There are upsides and downsides in terms of human health in the United States, as it stands in 33rd place of the 145 most populated countries (according to Bloomberg ranking). Evidence of this is present even in Cosby- while cafeteria foods are being adjusted to be healthier, kids still bring unhealthy items, like sodas. In order to try to keep students physically active, physical education is a required course for two of the four years of high school. But there’s only so much that a school environment can do.
American obesity rates, depending on the state, range anywhere between 20% and 35% of our nation’s population. M
ultiple factors contribute to this phenomenon, all of which stem from our status as a first world nation. Fast food is a major contributor as its chains are where we buy the food that makes up 11% of our diets; we have foods made on conveyor belts with astonishing amounts of sugar and fat, and sodas are essentially poisonous if consumed frequently for a long period of time. Americans eat enormous portion sizes when compared to most countries in the world.
On top of physical unhealthiness, 17 percent of Americans live with some sort of mental illness. According to the National Alliance on Mental Illness, “approximately 20 percent of youth ages 13 to 18 experience severe mental disorders in a given year. For ages 8 to 15, the estimate is 13 percent.” 26 percent of America’s homeless individuals live with some sort of mental disorder- the reason they’re unable to get jobs. However, this rate of mental illnesses is common in comparison with other countries.
The Organization for Economic Cooperation and Development (OECD) believes that these among other issues, such as infant mortality rates, are largely due to a lack of organized health care: the United States is one of the only wealthy nations not to have it, and have lower life expectancies in comparison. America’s medical care is extremely expensive by global comparison as well, and the OECD believes the nation might be healthier if its citizens had easier access to medical care. Without this eligibility for care, some of those who are of lower classes have a more difficult time affording treatments for illnesses, medications, or psychiatric therapy.
However, there are upsides to America’s health status. US citizens recover much better from strokes than other first world countries, with only 4 percent of victims dying within a month of their stroke. 90 percent of breast cancer patients in America live at least five years after their diagnosis, and the US actually has the highest overall can
cer survival rate of numerous types. Treatments of diseases, however expensive they may be, are of incredibly high quality and are more effective than other comparable nations. While there is an unfortunately high percentage of Americans living with mental and psychological disorders, the United States is much higher than other nations in terms of identifying these problems and getting patients proper care. Smoking rates, according to the CDC, are the lowest they’ve ever been, reported at only 16%.
A lot of US upsides in terms of health are due to having the highest GDP of any country.
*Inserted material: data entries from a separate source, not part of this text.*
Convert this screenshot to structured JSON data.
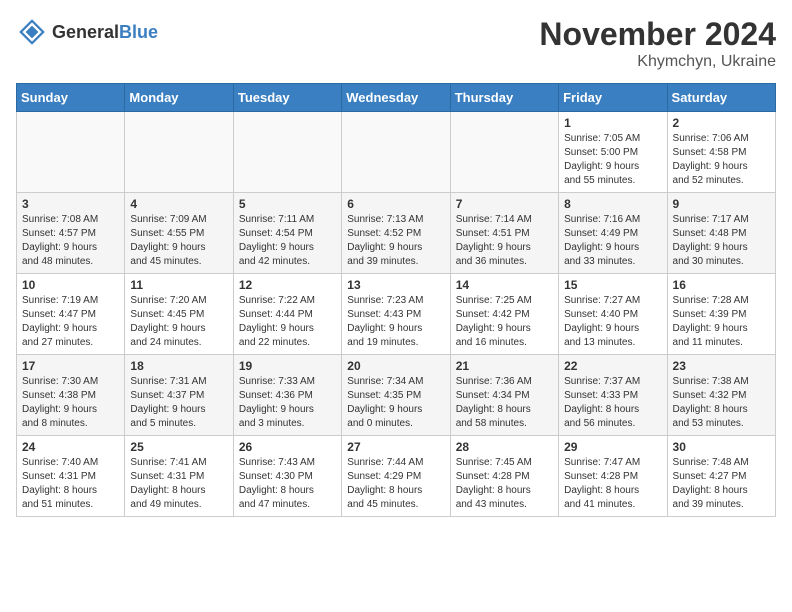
{
  "logo": {
    "text_general": "General",
    "text_blue": "Blue"
  },
  "title": {
    "month": "November 2024",
    "location": "Khymchyn, Ukraine"
  },
  "days_of_week": [
    "Sunday",
    "Monday",
    "Tuesday",
    "Wednesday",
    "Thursday",
    "Friday",
    "Saturday"
  ],
  "weeks": [
    [
      {
        "day": "",
        "info": ""
      },
      {
        "day": "",
        "info": ""
      },
      {
        "day": "",
        "info": ""
      },
      {
        "day": "",
        "info": ""
      },
      {
        "day": "",
        "info": ""
      },
      {
        "day": "1",
        "info": "Sunrise: 7:05 AM\nSunset: 5:00 PM\nDaylight: 9 hours\nand 55 minutes."
      },
      {
        "day": "2",
        "info": "Sunrise: 7:06 AM\nSunset: 4:58 PM\nDaylight: 9 hours\nand 52 minutes."
      }
    ],
    [
      {
        "day": "3",
        "info": "Sunrise: 7:08 AM\nSunset: 4:57 PM\nDaylight: 9 hours\nand 48 minutes."
      },
      {
        "day": "4",
        "info": "Sunrise: 7:09 AM\nSunset: 4:55 PM\nDaylight: 9 hours\nand 45 minutes."
      },
      {
        "day": "5",
        "info": "Sunrise: 7:11 AM\nSunset: 4:54 PM\nDaylight: 9 hours\nand 42 minutes."
      },
      {
        "day": "6",
        "info": "Sunrise: 7:13 AM\nSunset: 4:52 PM\nDaylight: 9 hours\nand 39 minutes."
      },
      {
        "day": "7",
        "info": "Sunrise: 7:14 AM\nSunset: 4:51 PM\nDaylight: 9 hours\nand 36 minutes."
      },
      {
        "day": "8",
        "info": "Sunrise: 7:16 AM\nSunset: 4:49 PM\nDaylight: 9 hours\nand 33 minutes."
      },
      {
        "day": "9",
        "info": "Sunrise: 7:17 AM\nSunset: 4:48 PM\nDaylight: 9 hours\nand 30 minutes."
      }
    ],
    [
      {
        "day": "10",
        "info": "Sunrise: 7:19 AM\nSunset: 4:47 PM\nDaylight: 9 hours\nand 27 minutes."
      },
      {
        "day": "11",
        "info": "Sunrise: 7:20 AM\nSunset: 4:45 PM\nDaylight: 9 hours\nand 24 minutes."
      },
      {
        "day": "12",
        "info": "Sunrise: 7:22 AM\nSunset: 4:44 PM\nDaylight: 9 hours\nand 22 minutes."
      },
      {
        "day": "13",
        "info": "Sunrise: 7:23 AM\nSunset: 4:43 PM\nDaylight: 9 hours\nand 19 minutes."
      },
      {
        "day": "14",
        "info": "Sunrise: 7:25 AM\nSunset: 4:42 PM\nDaylight: 9 hours\nand 16 minutes."
      },
      {
        "day": "15",
        "info": "Sunrise: 7:27 AM\nSunset: 4:40 PM\nDaylight: 9 hours\nand 13 minutes."
      },
      {
        "day": "16",
        "info": "Sunrise: 7:28 AM\nSunset: 4:39 PM\nDaylight: 9 hours\nand 11 minutes."
      }
    ],
    [
      {
        "day": "17",
        "info": "Sunrise: 7:30 AM\nSunset: 4:38 PM\nDaylight: 9 hours\nand 8 minutes."
      },
      {
        "day": "18",
        "info": "Sunrise: 7:31 AM\nSunset: 4:37 PM\nDaylight: 9 hours\nand 5 minutes."
      },
      {
        "day": "19",
        "info": "Sunrise: 7:33 AM\nSunset: 4:36 PM\nDaylight: 9 hours\nand 3 minutes."
      },
      {
        "day": "20",
        "info": "Sunrise: 7:34 AM\nSunset: 4:35 PM\nDaylight: 9 hours\nand 0 minutes."
      },
      {
        "day": "21",
        "info": "Sunrise: 7:36 AM\nSunset: 4:34 PM\nDaylight: 8 hours\nand 58 minutes."
      },
      {
        "day": "22",
        "info": "Sunrise: 7:37 AM\nSunset: 4:33 PM\nDaylight: 8 hours\nand 56 minutes."
      },
      {
        "day": "23",
        "info": "Sunrise: 7:38 AM\nSunset: 4:32 PM\nDaylight: 8 hours\nand 53 minutes."
      }
    ],
    [
      {
        "day": "24",
        "info": "Sunrise: 7:40 AM\nSunset: 4:31 PM\nDaylight: 8 hours\nand 51 minutes."
      },
      {
        "day": "25",
        "info": "Sunrise: 7:41 AM\nSunset: 4:31 PM\nDaylight: 8 hours\nand 49 minutes."
      },
      {
        "day": "26",
        "info": "Sunrise: 7:43 AM\nSunset: 4:30 PM\nDaylight: 8 hours\nand 47 minutes."
      },
      {
        "day": "27",
        "info": "Sunrise: 7:44 AM\nSunset: 4:29 PM\nDaylight: 8 hours\nand 45 minutes."
      },
      {
        "day": "28",
        "info": "Sunrise: 7:45 AM\nSunset: 4:28 PM\nDaylight: 8 hours\nand 43 minutes."
      },
      {
        "day": "29",
        "info": "Sunrise: 7:47 AM\nSunset: 4:28 PM\nDaylight: 8 hours\nand 41 minutes."
      },
      {
        "day": "30",
        "info": "Sunrise: 7:48 AM\nSunset: 4:27 PM\nDaylight: 8 hours\nand 39 minutes."
      }
    ]
  ]
}
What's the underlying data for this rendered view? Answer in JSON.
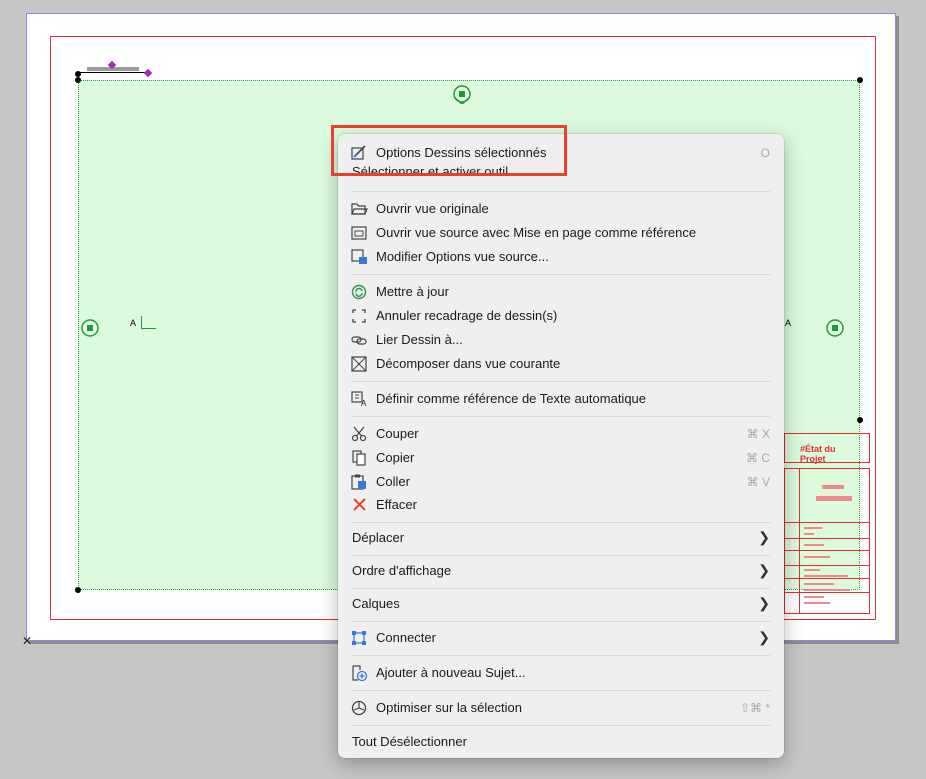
{
  "canvas": {
    "scale_marker": "A",
    "titleblock": {
      "state_label": "#État du Projet"
    }
  },
  "menu": {
    "items": [
      {
        "label": "Options Dessins sélectionnés",
        "shortcut": "O",
        "icon": "drawing-options-icon"
      },
      {
        "label": "Sélectionner et activer outil",
        "icon": ""
      },
      {
        "label": "Ouvrir vue originale",
        "icon": "open-folder-icon"
      },
      {
        "label": "Ouvrir vue source avec Mise en page comme référence",
        "icon": "view-source-icon"
      },
      {
        "label": "Modifier Options vue source...",
        "icon": "edit-view-options-icon"
      },
      {
        "label": "Mettre à jour",
        "icon": "update-icon"
      },
      {
        "label": "Annuler recadrage de dessin(s)",
        "icon": "crop-icon"
      },
      {
        "label": "Lier Dessin à...",
        "icon": "link-icon"
      },
      {
        "label": "Décomposer dans vue courante",
        "icon": "explode-icon"
      },
      {
        "label": "Définir comme référence de Texte automatique",
        "icon": "autotext-icon"
      },
      {
        "label": "Couper",
        "shortcut": "⌘ X",
        "icon": "scissors-icon"
      },
      {
        "label": "Copier",
        "shortcut": "⌘ C",
        "icon": "copy-icon"
      },
      {
        "label": "Coller",
        "shortcut": "⌘ V",
        "icon": "paste-icon"
      },
      {
        "label": "Effacer",
        "icon": "delete-icon"
      },
      {
        "label": "Déplacer",
        "submenu": true
      },
      {
        "label": "Ordre d'affichage",
        "submenu": true
      },
      {
        "label": "Calques",
        "submenu": true
      },
      {
        "label": "Connecter",
        "submenu": true,
        "icon": "connect-icon"
      },
      {
        "label": "Ajouter à nouveau Sujet...",
        "icon": "add-issue-icon"
      },
      {
        "label": "Optimiser sur la sélection",
        "shortcut": "⇧⌘ *",
        "icon": "zoom-selection-icon"
      },
      {
        "label": "Tout Désélectionner"
      }
    ]
  },
  "highlight_color": "#e8402f"
}
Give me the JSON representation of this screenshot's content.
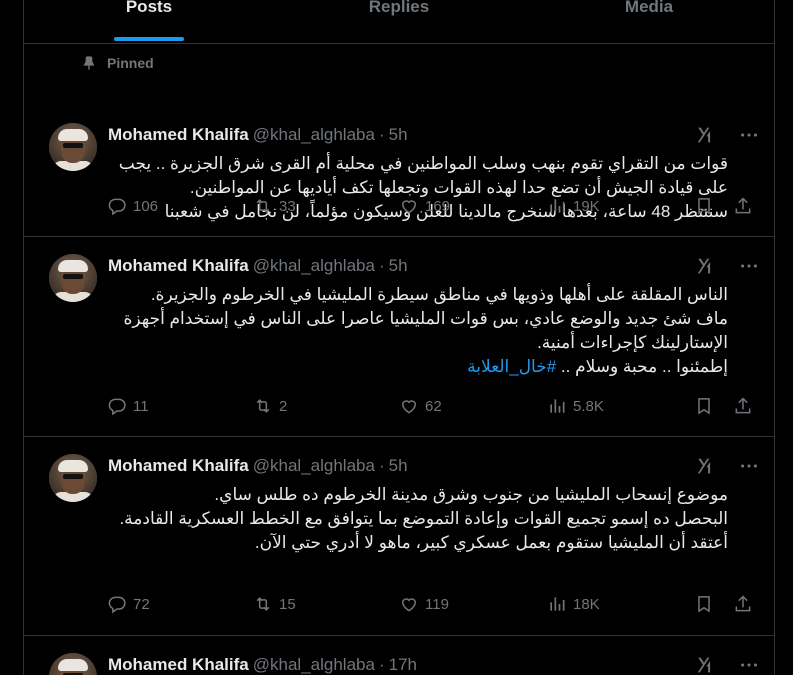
{
  "tabs": [
    {
      "label": "Posts",
      "active": true
    },
    {
      "label": "Replies",
      "active": false
    },
    {
      "label": "Media",
      "active": false
    }
  ],
  "pinned_label": "Pinned",
  "posts": [
    {
      "name": "Mohamed Khalifa",
      "handle": "@khal_alghlaba",
      "dot": "·",
      "time": "5h",
      "lines": [
        "قوات من التقراي تقوم بنهب وسلب المواطنين في محلية أم القرى شرق الجزيرة .. يجب على قيادة الجيش أن تضع حدا لهذه القوات وتجعلها تكف أياديها عن المواطنين.",
        "سننتظر 48 ساعة، بعدها سنخرج مالدينا للعلن وسيكون مؤلماً، لن نجامل في شعبنا"
      ],
      "replies": "106",
      "reposts": "33",
      "likes": "169",
      "views": "19K"
    },
    {
      "name": "Mohamed Khalifa",
      "handle": "@khal_alghlaba",
      "dot": "·",
      "time": "5h",
      "lines": [
        "الناس المقلقة على أهلها وذويها في مناطق سيطرة المليشيا في الخرطوم والجزيرة.",
        "ماف شئ جديد والوضع عادي، بس قوات المليشيا عاصرا على الناس في إستخدام أجهزة الإستارلينك كإجراءات أمنية.",
        "إطمئنوا .. محبة وسلام .."
      ],
      "hashtag": "#خال_العلابة",
      "replies": "11",
      "reposts": "2",
      "likes": "62",
      "views": "5.8K"
    },
    {
      "name": "Mohamed Khalifa",
      "handle": "@khal_alghlaba",
      "dot": "·",
      "time": "5h",
      "lines": [
        "موضوع إنسحاب المليشيا من جنوب وشرق مدينة الخرطوم ده طلس ساي.",
        "البحصل ده إسمو تجميع القوات وإعادة التموضع بما يتوافق مع الخطط العسكرية القادمة.",
        "أعتقد أن المليشيا ستقوم بعمل عسكري كبير، ماهو لا أدري حتي الآن."
      ],
      "replies": "72",
      "reposts": "15",
      "likes": "119",
      "views": "18K"
    },
    {
      "name": "Mohamed Khalifa",
      "handle": "@khal_alghlaba",
      "dot": "·",
      "time": "17h"
    }
  ],
  "icons": {
    "pin": "pin-icon",
    "grok": "grok-icon",
    "more": "more-icon",
    "reply": "reply-icon",
    "repost": "repost-icon",
    "like": "like-icon",
    "views": "views-icon",
    "bookmark": "bookmark-icon",
    "share": "share-icon"
  },
  "colors": {
    "background": "#000000",
    "accent": "#1d9bf0",
    "text": "#e7e9ea",
    "muted": "#71767b",
    "border": "#2f3336"
  }
}
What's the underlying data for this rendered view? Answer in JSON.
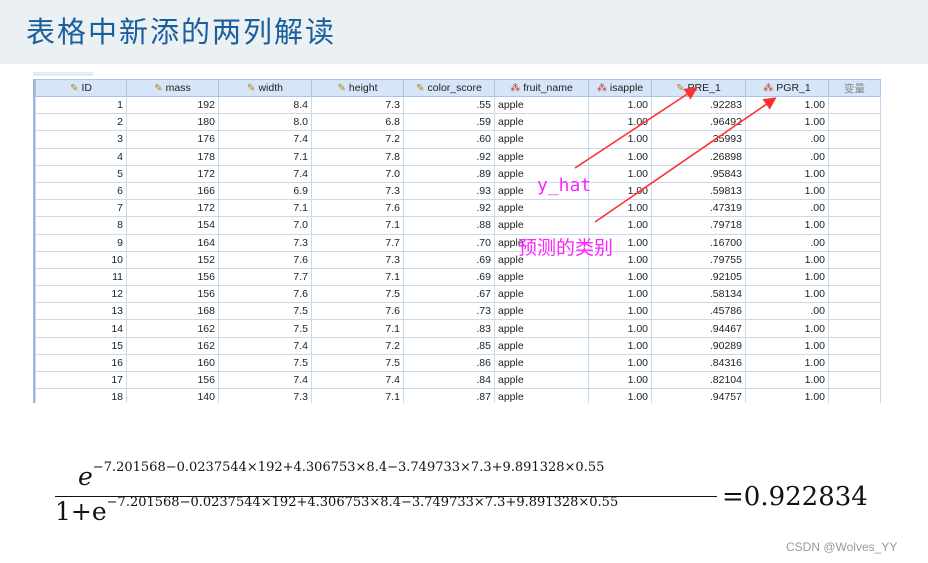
{
  "slide": {
    "title": "表格中新添的两列解读"
  },
  "table": {
    "columns": [
      {
        "label": "ID",
        "icon": "ruler-icon"
      },
      {
        "label": "mass",
        "icon": "ruler-icon"
      },
      {
        "label": "width",
        "icon": "ruler-icon"
      },
      {
        "label": "height",
        "icon": "ruler-icon"
      },
      {
        "label": "color_score",
        "icon": "ruler-icon"
      },
      {
        "label": "fruit_name",
        "icon": "nominal-string-icon"
      },
      {
        "label": "isapple",
        "icon": "nominal-icon"
      },
      {
        "label": "PRE_1",
        "icon": "ruler-icon"
      },
      {
        "label": "PGR_1",
        "icon": "nominal-icon"
      },
      {
        "label": "变量",
        "icon": ""
      }
    ],
    "rows": [
      [
        "1",
        "192",
        "8.4",
        "7.3",
        ".55",
        "apple",
        "1.00",
        ".92283",
        "1.00"
      ],
      [
        "2",
        "180",
        "8.0",
        "6.8",
        ".59",
        "apple",
        "1.00",
        ".96492",
        "1.00"
      ],
      [
        "3",
        "176",
        "7.4",
        "7.2",
        ".60",
        "apple",
        "1.00",
        ".35993",
        ".00"
      ],
      [
        "4",
        "178",
        "7.1",
        "7.8",
        ".92",
        "apple",
        "1.00",
        ".26898",
        ".00"
      ],
      [
        "5",
        "172",
        "7.4",
        "7.0",
        ".89",
        "apple",
        "1.00",
        ".95843",
        "1.00"
      ],
      [
        "6",
        "166",
        "6.9",
        "7.3",
        ".93",
        "apple",
        "1.00",
        ".59813",
        "1.00"
      ],
      [
        "7",
        "172",
        "7.1",
        "7.6",
        ".92",
        "apple",
        "1.00",
        ".47319",
        ".00"
      ],
      [
        "8",
        "154",
        "7.0",
        "7.1",
        ".88",
        "apple",
        "1.00",
        ".79718",
        "1.00"
      ],
      [
        "9",
        "164",
        "7.3",
        "7.7",
        ".70",
        "apple",
        "1.00",
        ".16700",
        ".00"
      ],
      [
        "10",
        "152",
        "7.6",
        "7.3",
        ".69",
        "apple",
        "1.00",
        ".79755",
        "1.00"
      ],
      [
        "11",
        "156",
        "7.7",
        "7.1",
        ".69",
        "apple",
        "1.00",
        ".92105",
        "1.00"
      ],
      [
        "12",
        "156",
        "7.6",
        "7.5",
        ".67",
        "apple",
        "1.00",
        ".58134",
        "1.00"
      ],
      [
        "13",
        "168",
        "7.5",
        "7.6",
        ".73",
        "apple",
        "1.00",
        ".45786",
        ".00"
      ],
      [
        "14",
        "162",
        "7.5",
        "7.1",
        ".83",
        "apple",
        "1.00",
        ".94467",
        "1.00"
      ],
      [
        "15",
        "162",
        "7.4",
        "7.2",
        ".85",
        "apple",
        "1.00",
        ".90289",
        "1.00"
      ],
      [
        "16",
        "160",
        "7.5",
        "7.5",
        ".86",
        "apple",
        "1.00",
        ".84316",
        "1.00"
      ],
      [
        "17",
        "156",
        "7.4",
        "7.4",
        ".84",
        "apple",
        "1.00",
        ".82104",
        "1.00"
      ],
      [
        "18",
        "140",
        "7.3",
        "7.1",
        ".87",
        "apple",
        "1.00",
        ".94757",
        "1.00"
      ]
    ]
  },
  "annotations": {
    "y_hat": "y_hat",
    "predicted_class": "预测的类别",
    "color": "#ff22ff",
    "arrow_color": "#ff3030"
  },
  "formula": {
    "numerator_base": "e",
    "exponent": "−7.201568−0.0237544×192+4.306753×8.4−3.749733×7.3+9.891328×0.55",
    "denominator_prefix": "1+e",
    "result": "=0.922834"
  },
  "watermark": "CSDN @Wolves_YY"
}
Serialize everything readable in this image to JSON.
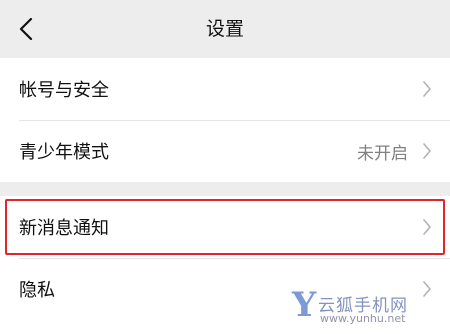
{
  "header": {
    "back_icon": "chevron-left-icon",
    "title": "设置"
  },
  "groups": [
    {
      "items": [
        {
          "label": "帐号与安全",
          "value": "",
          "icon": "chevron-right-icon"
        },
        {
          "label": "青少年模式",
          "value": "未开启",
          "icon": "chevron-right-icon"
        }
      ]
    },
    {
      "items": [
        {
          "label": "新消息通知",
          "value": "",
          "icon": "chevron-right-icon",
          "highlighted": true
        },
        {
          "label": "隐私",
          "value": "",
          "icon": "chevron-right-icon"
        }
      ]
    }
  ],
  "watermark": {
    "logo_letter": "Y",
    "name": "云狐手机网",
    "url": "www.yunhu.net"
  },
  "colors": {
    "background": "#ededed",
    "card": "#ffffff",
    "highlight_border": "#e0262b",
    "secondary_text": "#808080"
  }
}
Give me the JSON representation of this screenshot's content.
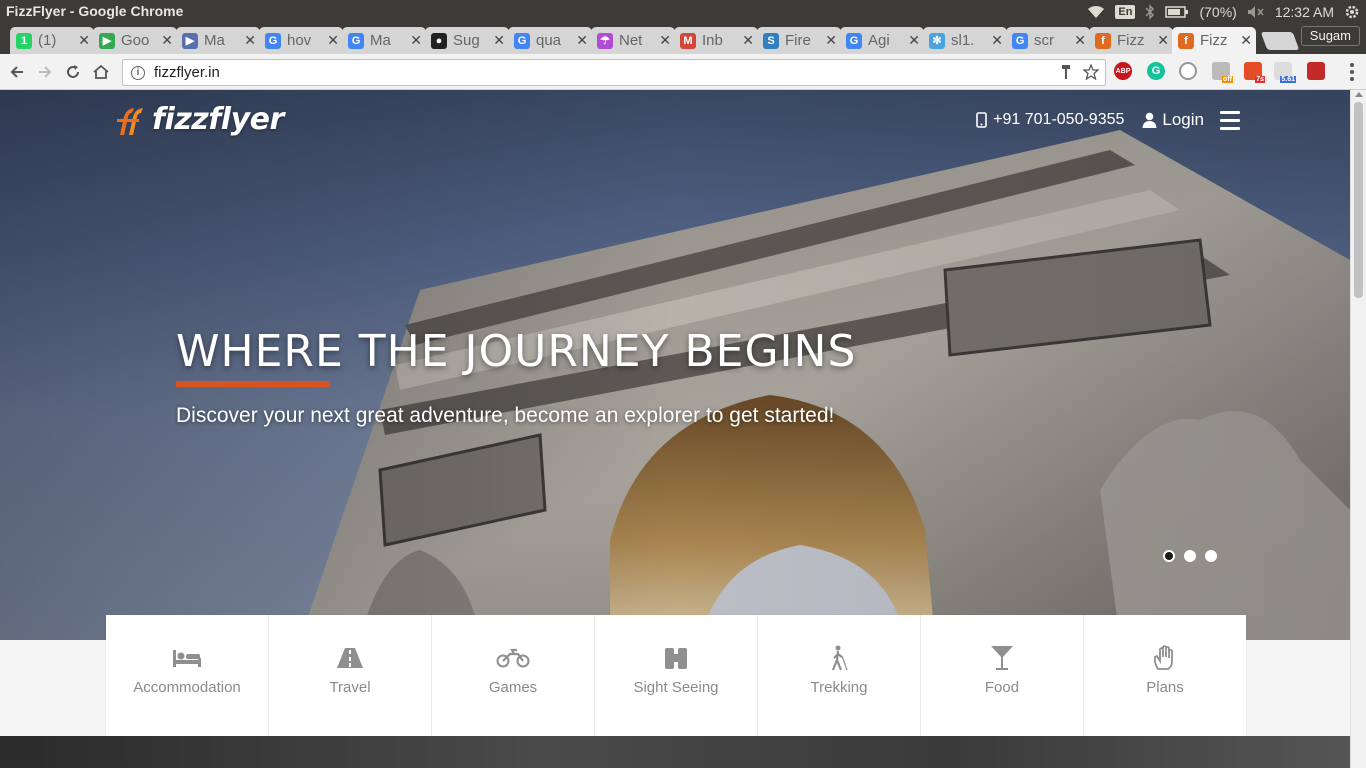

Doctors in America are paid better than they would be in any other country, and hospitals and medical researchers have the most advanced technology available. The New York Times states that testing is much more thorough in the US as well.
So the question is, do the positive elements of the country’s health and health care outweigh the negatives? Or are things bad enough that measures need to be taken to repair America’s health problems? There are serious rates of mental illness and obesity, that can perhaps be reduced through the encouragement of healthy habits in public spaces, such as offices, malls, and schools, like the removal of escalators or having employees stand at their desks. Perhaps the methods already in place will be effective, and we just have yet to see the results.